→ **EXERCISE PROMPT**:
For every line in the listing below that contains the word "United", add one to the tally. State the final number and nothing else.

——

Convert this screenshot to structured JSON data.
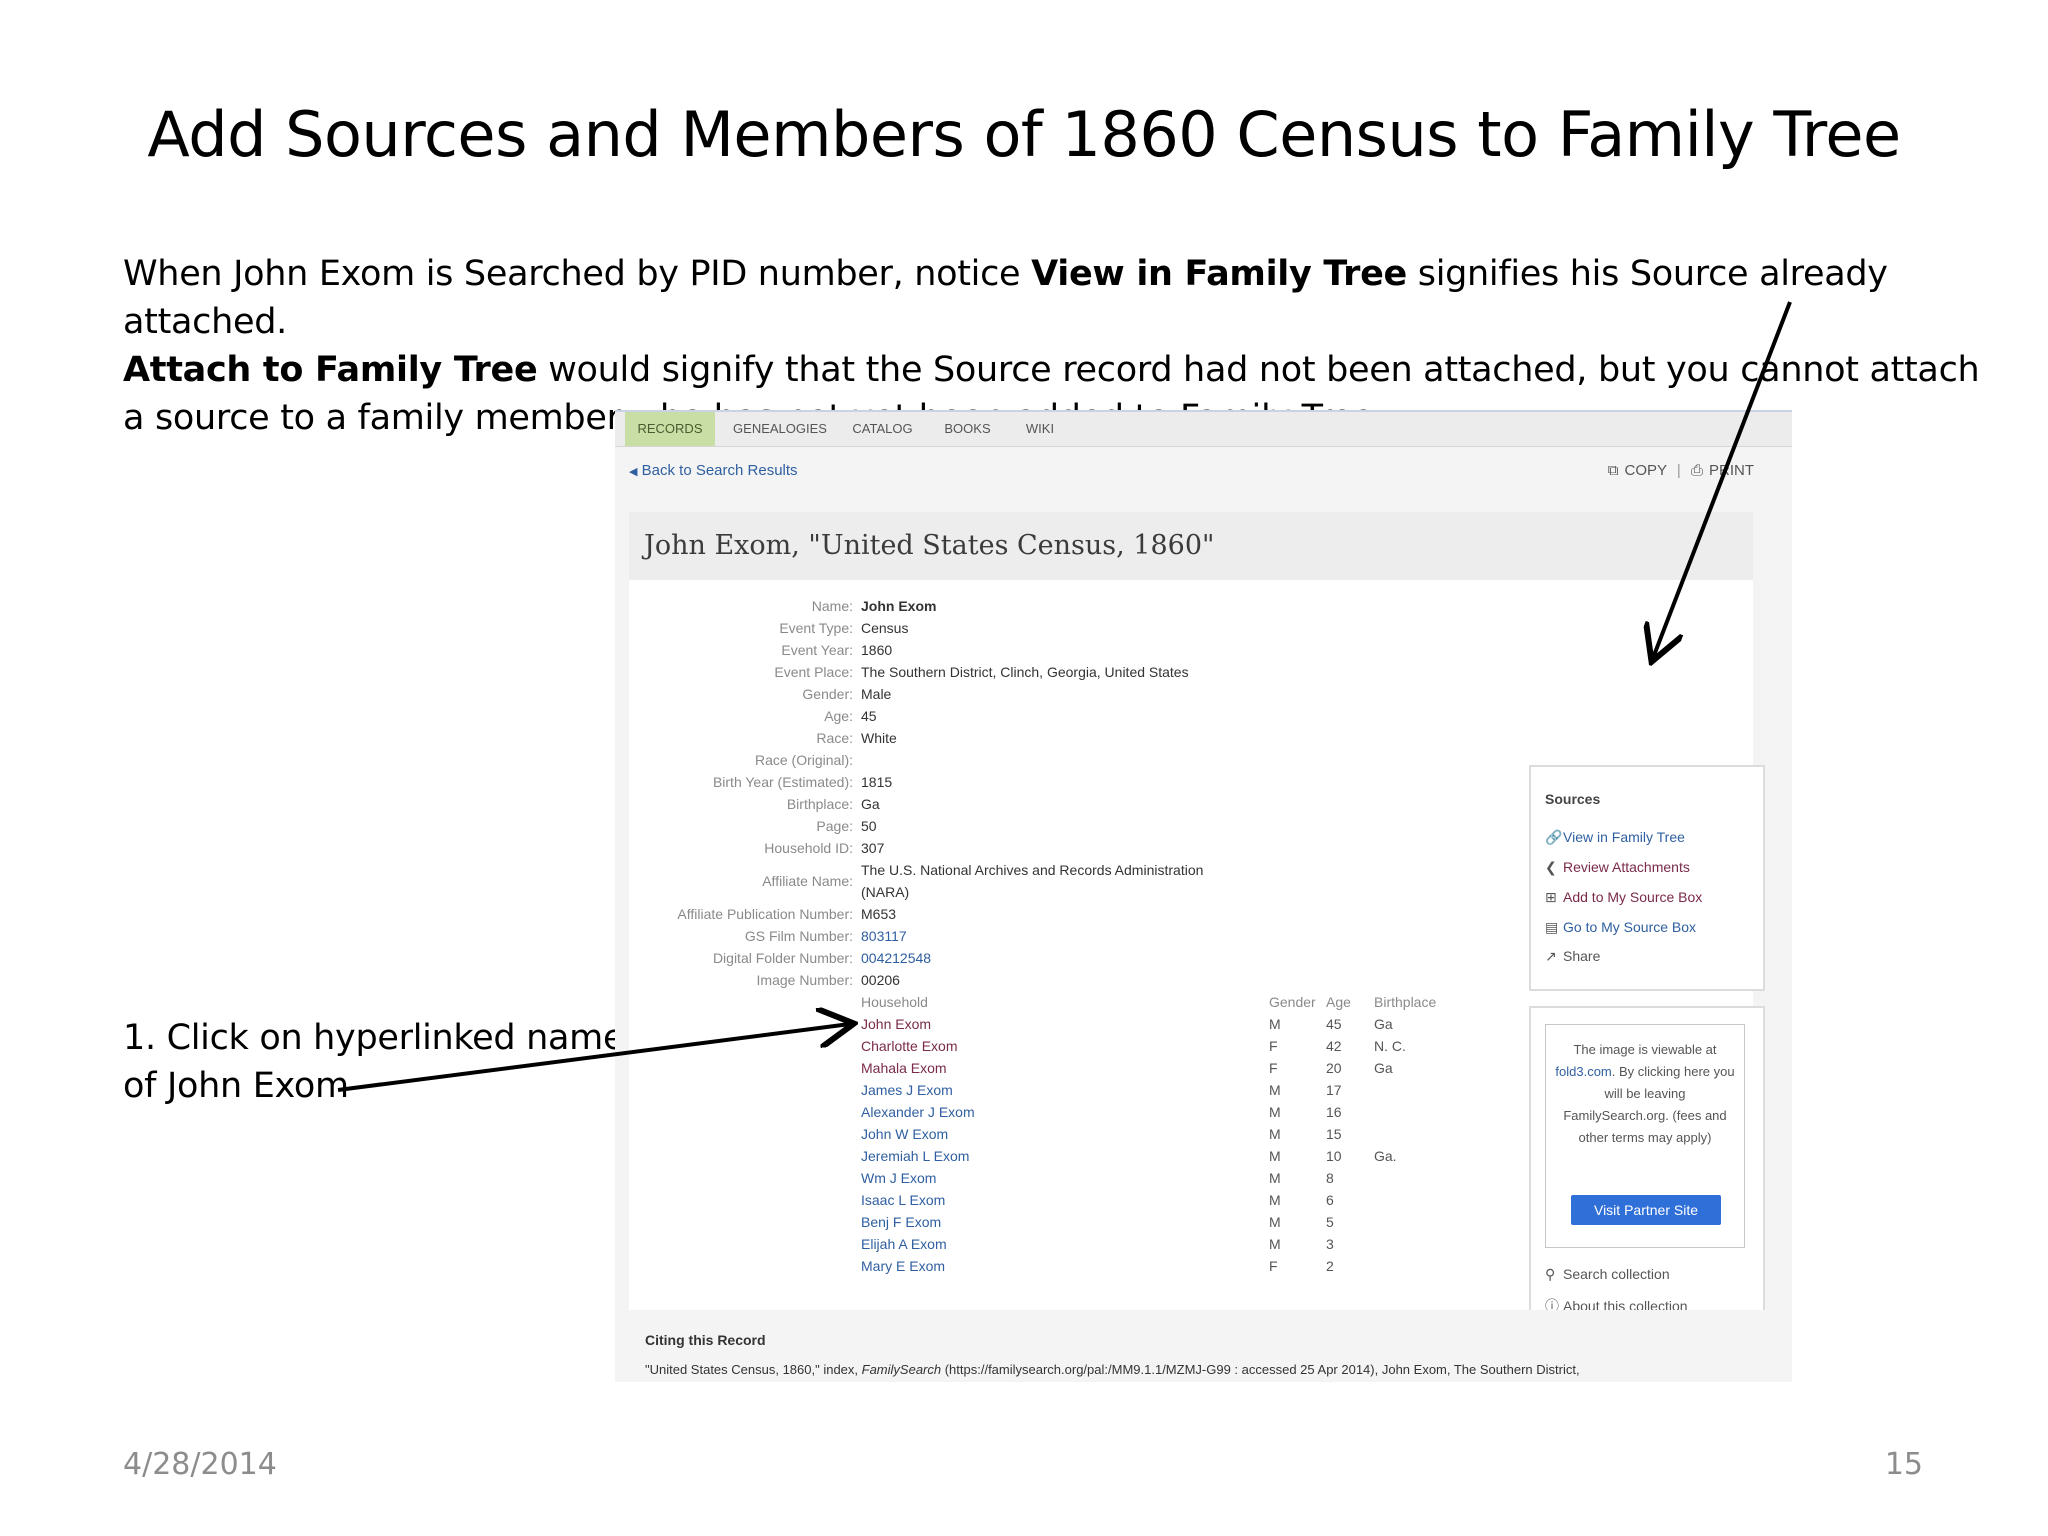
{
  "slide": {
    "title": "Add Sources and Members of 1860 Census to Family Tree",
    "intro_1": "When John Exom is Searched by PID number, notice ",
    "intro_bold_1": "View in Family Tree",
    "intro_2": " signifies his Source already attached.",
    "intro_bold_2": "Attach to Family Tree",
    "intro_3": " would signify that the Source record had not been attached, but you cannot attach a source to a family member who has not yet been added to Family Tree.",
    "step_note_line1": "1. Click on hyperlinked name",
    "step_note_line2": "of John Exom",
    "date": "4/28/2014",
    "page_number": "15"
  },
  "screenshot": {
    "tabs": [
      "RECORDS",
      "GENEALOGIES",
      "CATALOG",
      "BOOKS",
      "WIKI"
    ],
    "back_link": "Back to Search Results",
    "copy_label": "COPY",
    "print_label": "PRINT",
    "record_title": "John Exom, \"United States Census, 1860\"",
    "fields": [
      {
        "label": "Name:",
        "value": "John Exom",
        "bold": true
      },
      {
        "label": "Event Type:",
        "value": "Census"
      },
      {
        "label": "Event Year:",
        "value": "1860"
      },
      {
        "label": "Event Place:",
        "value": "The Southern District, Clinch, Georgia, United States"
      },
      {
        "label": "Gender:",
        "value": "Male"
      },
      {
        "label": "Age:",
        "value": "45"
      },
      {
        "label": "Race:",
        "value": "White"
      },
      {
        "label": "Race (Original):",
        "value": ""
      },
      {
        "label": "Birth Year (Estimated):",
        "value": "1815"
      },
      {
        "label": "Birthplace:",
        "value": "Ga"
      },
      {
        "label": "Page:",
        "value": "50"
      },
      {
        "label": "Household ID:",
        "value": "307"
      }
    ],
    "affiliate_label": "Affiliate Name:",
    "affiliate_line1": "The U.S. National Archives and Records Administration",
    "affiliate_line2": "(NARA)",
    "fields2": [
      {
        "label": "Affiliate Publication Number:",
        "value": "M653"
      },
      {
        "label": "GS Film Number:",
        "value": "803117",
        "link": true
      },
      {
        "label": "Digital Folder Number:",
        "value": "004212548",
        "link": true
      },
      {
        "label": "Image Number:",
        "value": "00206"
      }
    ],
    "household_headers": {
      "household": "Household",
      "gender": "Gender",
      "age": "Age",
      "birthplace": "Birthplace"
    },
    "household": [
      {
        "name": "John Exom",
        "gender": "M",
        "age": "45",
        "birthplace": "Ga",
        "visited": true
      },
      {
        "name": "Charlotte Exom",
        "gender": "F",
        "age": "42",
        "birthplace": "N. C.",
        "visited": true
      },
      {
        "name": "Mahala Exom",
        "gender": "F",
        "age": "20",
        "birthplace": "Ga",
        "visited": true
      },
      {
        "name": "James J Exom",
        "gender": "M",
        "age": "17",
        "birthplace": ""
      },
      {
        "name": "Alexander J Exom",
        "gender": "M",
        "age": "16",
        "birthplace": ""
      },
      {
        "name": "John W Exom",
        "gender": "M",
        "age": "15",
        "birthplace": ""
      },
      {
        "name": "Jeremiah L Exom",
        "gender": "M",
        "age": "10",
        "birthplace": "Ga."
      },
      {
        "name": "Wm J Exom",
        "gender": "M",
        "age": "8",
        "birthplace": ""
      },
      {
        "name": "Isaac L Exom",
        "gender": "M",
        "age": "6",
        "birthplace": ""
      },
      {
        "name": "Benj F Exom",
        "gender": "M",
        "age": "5",
        "birthplace": ""
      },
      {
        "name": "Elijah A Exom",
        "gender": "M",
        "age": "3",
        "birthplace": ""
      },
      {
        "name": "Mary E Exom",
        "gender": "F",
        "age": "2",
        "birthplace": ""
      }
    ],
    "sources": {
      "title": "Sources",
      "view_in_tree": "View in Family Tree",
      "review_attachments": "Review Attachments",
      "add_source_box": "Add to My Source Box",
      "go_source_box": "Go to My Source Box",
      "share": "Share"
    },
    "partner": {
      "text_1": "The image is viewable at",
      "link": "fold3.com",
      "text_2": ". By clicking here you will be leaving FamilySearch.org. (fees and other terms may apply)",
      "button": "Visit Partner Site",
      "search_collection": "Search collection",
      "about_collection": "About this collection"
    },
    "citation": {
      "title": "Citing this Record",
      "text_1": "\"United States Census, 1860,\" index, ",
      "text_italic": "FamilySearch",
      "text_2": " (https://familysearch.org/pal:/MM9.1.1/MZMJ-G99 : accessed 25 Apr 2014), John Exom, The Southern District,"
    }
  }
}
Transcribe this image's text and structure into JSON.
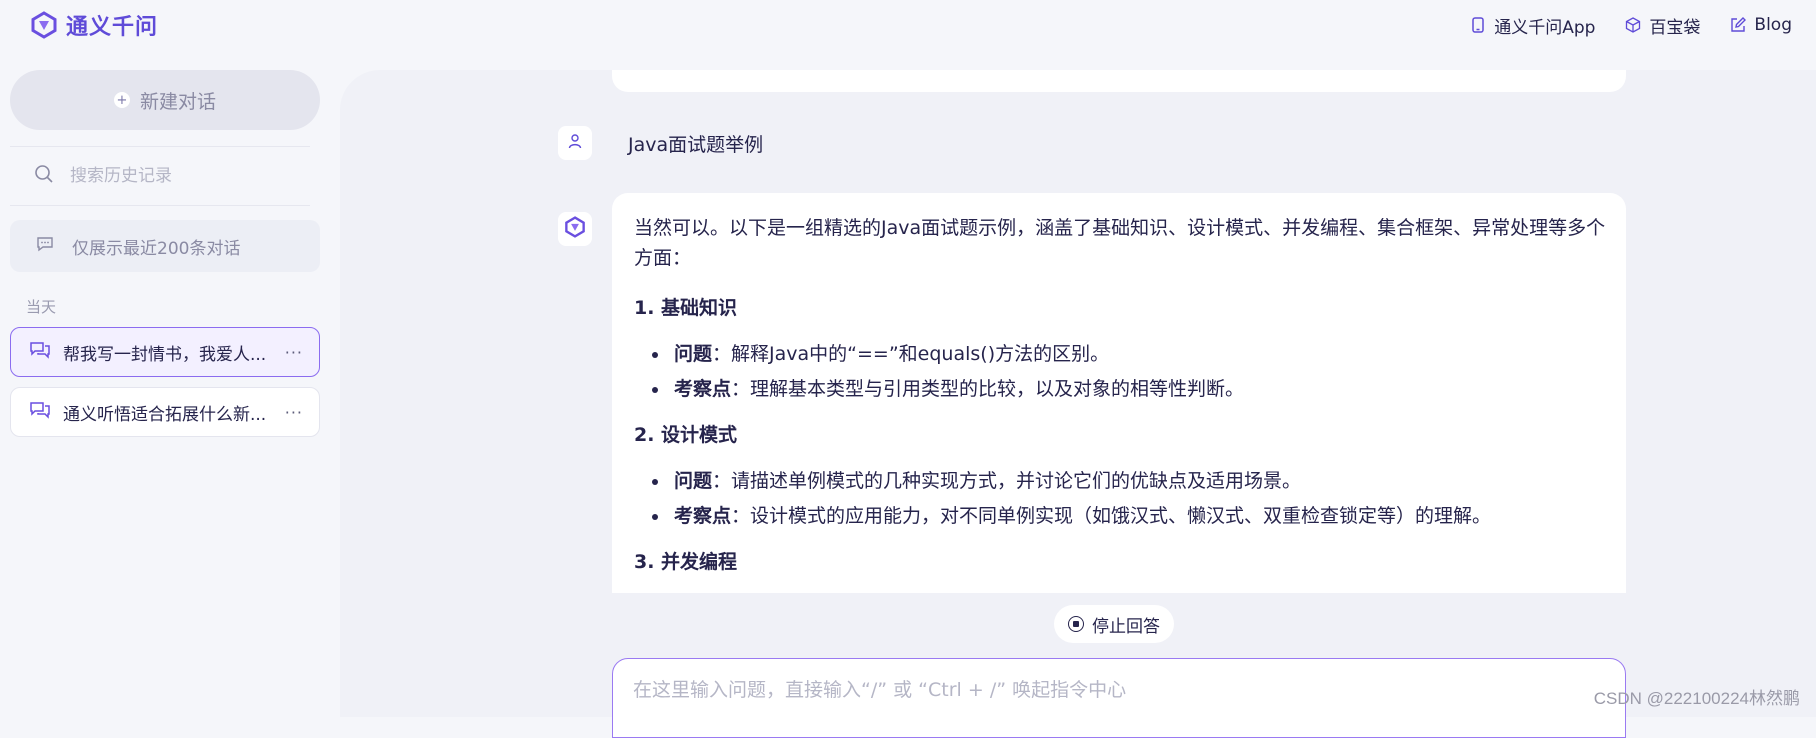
{
  "header": {
    "brand_name": "通义千问",
    "links": [
      {
        "label": "通义千问App",
        "icon": "phone-icon"
      },
      {
        "label": "百宝袋",
        "icon": "box-icon"
      },
      {
        "label": "Blog",
        "icon": "edit-icon"
      }
    ]
  },
  "sidebar": {
    "new_chat_label": "新建对话",
    "search_placeholder": "搜索历史记录",
    "notice": "仅展示最近200条对话",
    "section_label": "当天",
    "conversations": [
      {
        "label": "帮我写一封情书，我爱人...",
        "active": true
      },
      {
        "label": "通义听悟适合拓展什么新...",
        "active": false
      }
    ],
    "more_label": "···"
  },
  "chat": {
    "user_message": "Java面试题举例",
    "answer": {
      "intro": "当然可以。以下是一组精选的Java面试题示例，涵盖了基础知识、设计模式、并发编程、集合框架、异常处理等多个方面：",
      "sections": [
        {
          "heading": "1. 基础知识",
          "items": [
            {
              "term": "问题",
              "text": "：解释Java中的“==”和equals()方法的区别。"
            },
            {
              "term": "考察点",
              "text": "：理解基本类型与引用类型的比较，以及对象的相等性判断。"
            }
          ]
        },
        {
          "heading": "2. 设计模式",
          "items": [
            {
              "term": "问题",
              "text": "：请描述单例模式的几种实现方式，并讨论它们的优缺点及适用场景。"
            },
            {
              "term": "考察点",
              "text": "：设计模式的应用能力，对不同单例实现（如饿汉式、懒汉式、双重检查锁定等）的理解。"
            }
          ]
        },
        {
          "heading": "3. 并发编程",
          "items": []
        }
      ]
    },
    "stop_label": "停止回答",
    "input_placeholder": "在这里输入问题，直接输入“/” 或 “Ctrl + /” 唤起指令中心"
  },
  "watermark": "CSDN @222100224林然鹏",
  "colors": {
    "brand": "#5f4bd8",
    "accent_border": "#9a7af2"
  }
}
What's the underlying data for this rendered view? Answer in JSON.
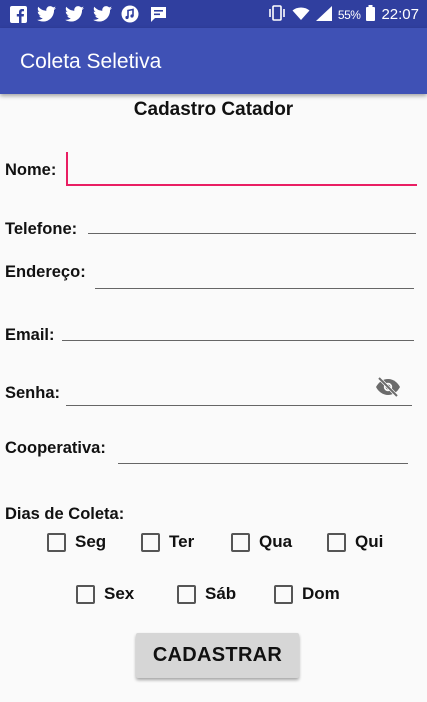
{
  "status_bar": {
    "left_icons": [
      "facebook-icon",
      "twitter-icon",
      "twitter-icon",
      "twitter-icon",
      "music-icon",
      "message-icon"
    ],
    "battery": "55%",
    "time": "22:07"
  },
  "app_bar": {
    "title": "Coleta Seletiva"
  },
  "form": {
    "title": "Cadastro Catador",
    "fields": {
      "nome": {
        "label": "Nome:",
        "value": ""
      },
      "telefone": {
        "label": "Telefone:",
        "value": ""
      },
      "endereco": {
        "label": "Endereço:",
        "value": ""
      },
      "email": {
        "label": "Email:",
        "value": ""
      },
      "senha": {
        "label": "Senha:",
        "value": ""
      },
      "cooperativa": {
        "label": "Cooperativa:",
        "value": ""
      }
    },
    "dias_label": "Dias de Coleta:",
    "dias": [
      "Seg",
      "Ter",
      "Qua",
      "Qui",
      "Sex",
      "Sáb",
      "Dom"
    ],
    "submit_label": "CADASTRAR"
  },
  "colors": {
    "accent": "#e91e63",
    "primary": "#3f51b5",
    "primary_dark": "#303f9f"
  }
}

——

→ **SOLUTION TO THE EXERCISE**:
3